Rybakina won their semi-final 7-6 (7/4), 6-3 and will meet Aryna Sabalenka or Magda Linette in Saturday's final.
Azarenka, who won the Grand Slam in 2012 and 2013, was beaten in 1hr 41min in blustery conditions on Rod Laver Arena.
The 22nd seed Rybakina had already beaten reigning French and US Open champion Iga Swiatek in the fourth round and 2017 Roland Garros winner Jelena Ostapenko in the quarter-finals at Melbourne Park.
And after a tight first set, the Moscow-born 23-year-old stretched away to account for a third Grand Slam champion.
"I'm super happy to be in the final. Today it was a bit tougher for me because it was different conditions," said Rybakina, who represents Kazakhstan.
"I couldn't play really aggressive tennis. The ball was not going so much, but I'm happy that in the end I managed to win.
"I'll try my best in the final of course."

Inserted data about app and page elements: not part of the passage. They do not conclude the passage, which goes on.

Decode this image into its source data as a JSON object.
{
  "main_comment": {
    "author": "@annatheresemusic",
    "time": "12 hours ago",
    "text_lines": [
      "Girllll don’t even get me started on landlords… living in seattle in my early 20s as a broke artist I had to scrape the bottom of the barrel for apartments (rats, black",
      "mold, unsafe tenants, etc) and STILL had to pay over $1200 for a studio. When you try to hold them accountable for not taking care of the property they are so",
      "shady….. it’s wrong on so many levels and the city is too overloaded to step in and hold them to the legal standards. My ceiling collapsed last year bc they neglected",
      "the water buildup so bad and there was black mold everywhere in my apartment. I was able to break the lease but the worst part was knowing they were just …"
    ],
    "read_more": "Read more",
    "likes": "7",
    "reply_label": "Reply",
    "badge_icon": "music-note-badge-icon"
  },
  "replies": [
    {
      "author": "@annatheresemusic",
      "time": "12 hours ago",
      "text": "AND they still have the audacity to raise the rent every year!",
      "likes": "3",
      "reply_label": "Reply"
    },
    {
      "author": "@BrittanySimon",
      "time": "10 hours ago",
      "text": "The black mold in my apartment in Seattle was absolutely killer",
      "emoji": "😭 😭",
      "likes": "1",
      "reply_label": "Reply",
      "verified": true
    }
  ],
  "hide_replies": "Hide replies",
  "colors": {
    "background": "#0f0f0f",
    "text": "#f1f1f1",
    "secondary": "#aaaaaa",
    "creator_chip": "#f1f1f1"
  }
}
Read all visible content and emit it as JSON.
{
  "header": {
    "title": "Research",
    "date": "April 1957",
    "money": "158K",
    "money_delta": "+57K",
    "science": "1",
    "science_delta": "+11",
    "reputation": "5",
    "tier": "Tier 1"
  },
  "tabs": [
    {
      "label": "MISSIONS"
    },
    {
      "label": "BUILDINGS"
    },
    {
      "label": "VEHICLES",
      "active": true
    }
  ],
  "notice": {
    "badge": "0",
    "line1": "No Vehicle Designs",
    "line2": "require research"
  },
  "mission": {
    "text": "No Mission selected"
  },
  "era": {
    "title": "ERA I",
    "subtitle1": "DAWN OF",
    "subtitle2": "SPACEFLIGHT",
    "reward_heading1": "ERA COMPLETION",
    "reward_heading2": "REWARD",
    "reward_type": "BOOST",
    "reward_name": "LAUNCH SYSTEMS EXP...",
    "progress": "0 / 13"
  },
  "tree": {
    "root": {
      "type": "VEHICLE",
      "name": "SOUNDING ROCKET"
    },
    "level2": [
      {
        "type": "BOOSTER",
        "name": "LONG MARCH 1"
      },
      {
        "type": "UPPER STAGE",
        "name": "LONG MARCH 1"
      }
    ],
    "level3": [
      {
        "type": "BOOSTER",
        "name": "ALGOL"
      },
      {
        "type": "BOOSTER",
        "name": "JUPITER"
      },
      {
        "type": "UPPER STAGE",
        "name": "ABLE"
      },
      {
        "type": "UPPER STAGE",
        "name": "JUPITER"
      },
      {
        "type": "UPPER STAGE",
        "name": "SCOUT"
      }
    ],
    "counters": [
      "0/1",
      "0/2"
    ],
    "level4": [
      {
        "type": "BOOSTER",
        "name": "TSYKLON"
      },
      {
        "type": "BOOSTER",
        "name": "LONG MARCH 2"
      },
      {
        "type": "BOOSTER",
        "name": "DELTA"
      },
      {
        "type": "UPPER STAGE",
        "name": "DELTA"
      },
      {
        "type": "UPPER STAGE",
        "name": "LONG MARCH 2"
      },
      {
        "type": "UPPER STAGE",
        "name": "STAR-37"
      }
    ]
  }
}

Rybakina won in straight sets when the pair played at Indian Wells last year, their only previous meeting.
Veteran Azarenka, 33, was largely on the back foot again against the grace and power of Rybakina, who was in her first Melbourne Park semi-final.

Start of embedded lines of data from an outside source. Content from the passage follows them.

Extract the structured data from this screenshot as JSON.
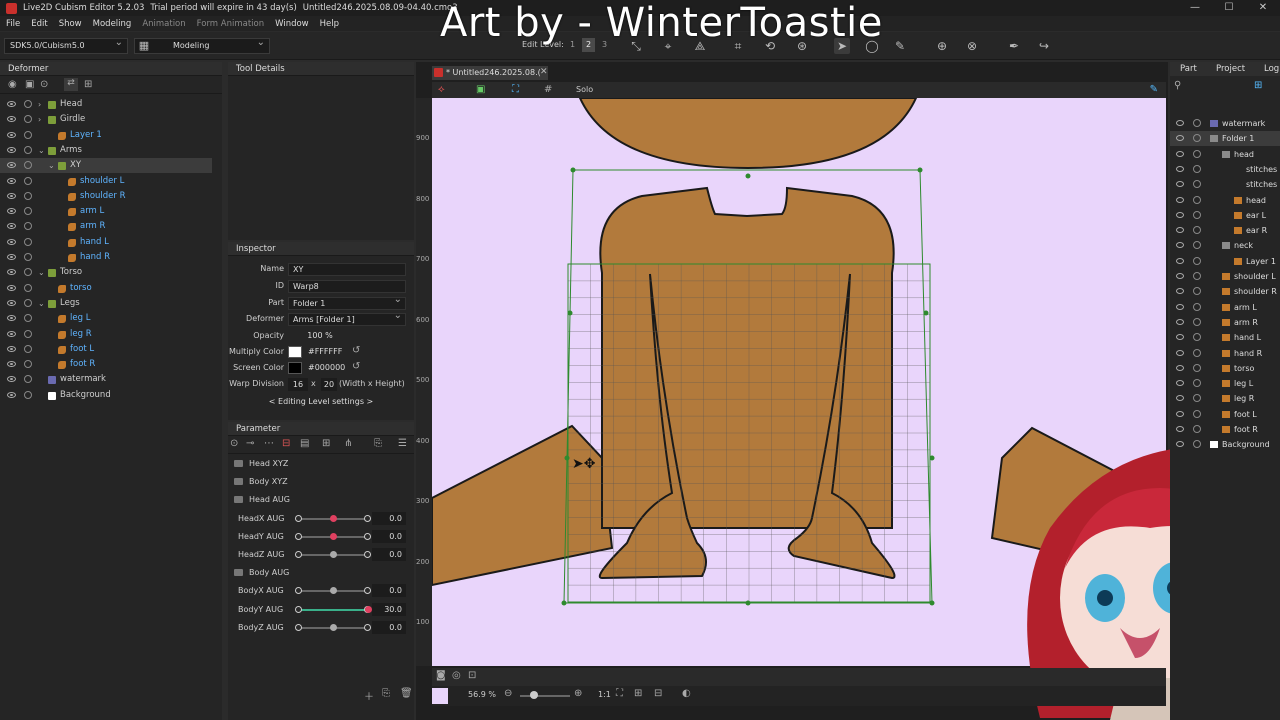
{
  "window": {
    "app_title": "Live2D Cubism Editor 5.2.03",
    "trial_text": "Trial period will expire in 43 day(s)",
    "file_title": "Untitled246.2025.08.09-04.40.cmo3"
  },
  "watermark": "Art by - WinterToastie",
  "menu": [
    "File",
    "Edit",
    "Show",
    "Modeling",
    "Animation",
    "Form Animation",
    "Window",
    "Help"
  ],
  "toolbar": {
    "sdk_select": "SDK5.0/Cubism5.0",
    "mode_select": "Modeling",
    "edit_level_label": "Edit Level:",
    "edit_levels": [
      "1",
      "2",
      "3"
    ],
    "edit_level_selected": "2"
  },
  "deformer_panel": {
    "title": "Deformer",
    "items": [
      {
        "label": "Head",
        "type": "warp",
        "depth": 0,
        "expand": "›"
      },
      {
        "label": "Girdle",
        "type": "warp",
        "depth": 0,
        "expand": "›"
      },
      {
        "label": "Layer 1",
        "type": "art",
        "depth": 1,
        "expand": ""
      },
      {
        "label": "Arms",
        "type": "warp",
        "depth": 0,
        "expand": "⌄"
      },
      {
        "label": "XY",
        "type": "warp",
        "depth": 1,
        "expand": "⌄",
        "selected": true
      },
      {
        "label": "shoulder L",
        "type": "art",
        "depth": 2,
        "expand": ""
      },
      {
        "label": "shoulder R",
        "type": "art",
        "depth": 2,
        "expand": ""
      },
      {
        "label": "arm L",
        "type": "art",
        "depth": 2,
        "expand": ""
      },
      {
        "label": "arm R",
        "type": "art",
        "depth": 2,
        "expand": ""
      },
      {
        "label": "hand L",
        "type": "art",
        "depth": 2,
        "expand": ""
      },
      {
        "label": "hand R",
        "type": "art",
        "depth": 2,
        "expand": ""
      },
      {
        "label": "Torso",
        "type": "warp",
        "depth": 0,
        "expand": "⌄"
      },
      {
        "label": "torso",
        "type": "art",
        "depth": 1,
        "expand": ""
      },
      {
        "label": "Legs",
        "type": "warp",
        "depth": 0,
        "expand": "⌄"
      },
      {
        "label": "leg L",
        "type": "art",
        "depth": 1,
        "expand": ""
      },
      {
        "label": "leg R",
        "type": "art",
        "depth": 1,
        "expand": ""
      },
      {
        "label": "foot L",
        "type": "art",
        "depth": 1,
        "expand": ""
      },
      {
        "label": "foot R",
        "type": "art",
        "depth": 1,
        "expand": ""
      },
      {
        "label": "watermark",
        "type": "wm",
        "depth": 0,
        "expand": ""
      },
      {
        "label": "Background",
        "type": "bg",
        "depth": 0,
        "expand": ""
      }
    ]
  },
  "tool_details": {
    "title": "Tool Details"
  },
  "inspector": {
    "title": "Inspector",
    "name_label": "Name",
    "name_value": "XY",
    "id_label": "ID",
    "id_value": "Warp8",
    "part_label": "Part",
    "part_value": "Folder 1",
    "deformer_label": "Deformer",
    "deformer_value": "Arms [Folder 1]",
    "opacity_label": "Opacity",
    "opacity_value": "100 %",
    "multiply_label": "Multiply Color",
    "multiply_value": "#FFFFFF",
    "screen_label": "Screen Color",
    "screen_value": "#000000",
    "warp_label": "Warp Division",
    "warp_x": "16",
    "warp_x_sep": "x",
    "warp_y": "20",
    "warp_hint": "(Width x Height)",
    "editing_level": "< Editing Level settings >"
  },
  "parameter": {
    "title": "Parameter",
    "groups": [
      {
        "label": "Head XYZ",
        "kind": "folder"
      },
      {
        "label": "Body XYZ",
        "kind": "folder"
      },
      {
        "label": "Head AUG",
        "kind": "folder-open"
      },
      {
        "label": "HeadX AUG",
        "kind": "param",
        "value": "0.0",
        "pos": 0.5,
        "keyed": true
      },
      {
        "label": "HeadY AUG",
        "kind": "param",
        "value": "0.0",
        "pos": 0.5,
        "keyed": true
      },
      {
        "label": "HeadZ AUG",
        "kind": "param",
        "value": "0.0",
        "pos": 0.5,
        "keyed": false
      },
      {
        "label": "Body AUG",
        "kind": "folder-open"
      },
      {
        "label": "BodyX AUG",
        "kind": "param",
        "value": "0.0",
        "pos": 0.5,
        "keyed": false
      },
      {
        "label": "BodyY AUG",
        "kind": "param",
        "value": "30.0",
        "pos": 1.0,
        "keyed": true
      },
      {
        "label": "BodyZ AUG",
        "kind": "param",
        "value": "0.0",
        "pos": 0.5,
        "keyed": false
      }
    ]
  },
  "canvas": {
    "doc_tab": "* Untitled246.2025.08.(",
    "solo_label": "Solo",
    "ruler_ticks": [
      "900",
      "800",
      "700",
      "600",
      "500",
      "400",
      "300",
      "200",
      "100"
    ],
    "zoom": "56.9 %",
    "ratio": "1:1",
    "colors": {
      "background": "#e9d5fb",
      "skin": "#b27a3c",
      "outline": "#1a1a1a",
      "mesh": "#2e8a2e"
    }
  },
  "part_panel": {
    "tabs": [
      "Part",
      "Project",
      "Log"
    ],
    "items": [
      {
        "label": "watermark",
        "depth": 0,
        "icon": "wm"
      },
      {
        "label": "Folder 1",
        "depth": 0,
        "icon": "folder",
        "selected": true
      },
      {
        "label": "head",
        "depth": 1,
        "icon": "folder"
      },
      {
        "label": "stitches",
        "depth": 2,
        "icon": "none"
      },
      {
        "label": "stitches",
        "depth": 2,
        "icon": "none"
      },
      {
        "label": "head",
        "depth": 2,
        "icon": "art"
      },
      {
        "label": "ear L",
        "depth": 2,
        "icon": "art"
      },
      {
        "label": "ear R",
        "depth": 2,
        "icon": "art"
      },
      {
        "label": "neck",
        "depth": 1,
        "icon": "folder"
      },
      {
        "label": "Layer 1",
        "depth": 2,
        "icon": "art"
      },
      {
        "label": "shoulder L",
        "depth": 1,
        "icon": "art"
      },
      {
        "label": "shoulder R",
        "depth": 1,
        "icon": "art"
      },
      {
        "label": "arm L",
        "depth": 1,
        "icon": "art"
      },
      {
        "label": "arm R",
        "depth": 1,
        "icon": "art"
      },
      {
        "label": "hand L",
        "depth": 1,
        "icon": "art"
      },
      {
        "label": "hand R",
        "depth": 1,
        "icon": "art"
      },
      {
        "label": "torso",
        "depth": 1,
        "icon": "art"
      },
      {
        "label": "leg L",
        "depth": 1,
        "icon": "art"
      },
      {
        "label": "leg R",
        "depth": 1,
        "icon": "art"
      },
      {
        "label": "foot L",
        "depth": 1,
        "icon": "art"
      },
      {
        "label": "foot R",
        "depth": 1,
        "icon": "art"
      },
      {
        "label": "Background",
        "depth": 0,
        "icon": "bg"
      }
    ]
  }
}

Rybakina reached the last four largely on the back of her powerful serving, having struck 35 aces in her five matches at Melbourne Park, more than any other player.
She started with a nervy double fault but soon was back in the groove, launching three booming aces in a row to secure the opening game.
Azarenka withstood an early assault from Rybakina's heavy, deep groundstrokes to force the first break point, which she converted with a high volley, only for her opponent to strike straight back.
Now powering winners off both wings and utilising her wide reach, Rybakina broke a second time for 5-3.
Trying to close out, the Kazakh's first serve deserted her. Azarenka saved a set point then created two chances of her own, converting the second.
At 5-5 Rybakina's second double fault gave 24th seed Azarenka three break points.
Rybakina showed why she is already a Grand Slam champion by averting the crisis and sealing the game with her sixth ace.
In a tight tiebreak Azarenka went long at 4-5 to give Rybakina two set points. She needed only one to go ahead after exactly an hour of play.
The aces and winners kept coming at the start of the second set, Azarenka getting more frustrated as she was broken to love to go 2-1 down.
Two double faults from Azarenka then gave Rybakina another opportunity, which she took for 5-2 and a chance to serve for a place in the final.
Nerves crept in on Rybakina's normally reliable serve and a double fault gifted Azarenka a chance to extend the contest, which she took with a backhand return winner.
Rybakina was not to be denied and broke again to reach her first Australian Open final.